Answer: A recent Gallup Poll found that nine in 10 doctors admit having practiced defensive medicine at some time during their career. Some estimates put the cost at hundreds of billions of dollars in a year. If you look at all the lawsuits, there are about a million people who claim some sort of harm in any given year. But only about 11,000 lawsuits are actually paid out. Medical malpractice represents really only about 2 percent of the health care budget. (There's a pretty big disconnect between the first two and last two sentences. The latter portion of the "answer" doesn't address the actual question, which was about overtreatment increases. It only talks about malpractice lawsuits.)
Question: Is there anything in the bill about rationing health care?
Answer: No one is using the term "rationing" as part of the bill. But there is a term called comparative effectiveness. And that's this idea that we figure out what works in medicine and make sure to pay for those things. This also means that there are a lot of things being done right now where there's not scientific proof that it works and maybe those things won't get paid any more. Some people call that rationing. Other people say, look, rationing exists under the current system. It's just that the insurance companies are essentially rationing by denying payment or dropping people off their coverage.
Question: Over 30 million couples suffer from infertility in the United States. Most insurers will not cover this problem. Will the new bill finally address this as a significant health problem?

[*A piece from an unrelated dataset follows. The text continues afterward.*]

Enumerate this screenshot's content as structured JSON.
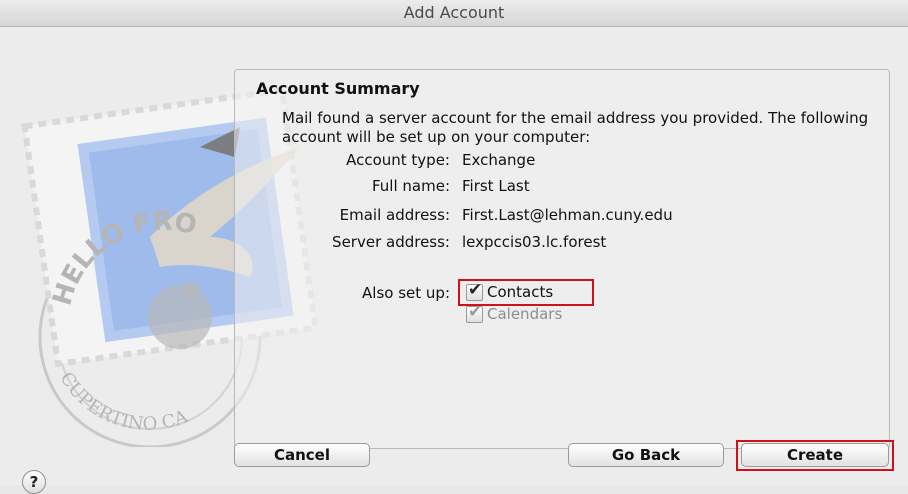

Answer: There is nothing in the bill regarding this issue. One benefit is that insurance companies cannot deny coverage to couples who suffer from infertility because it was deemed a pre-existing condition. However, in terms of covering infertility treatments or in-vitro fertilization, none of that is made mandatory under the bill for insurance companies. (Plenty of money for abortions and birth control via "Planned Parenthood," but nothing for infertility cases between married people. Yup, that makes sense.)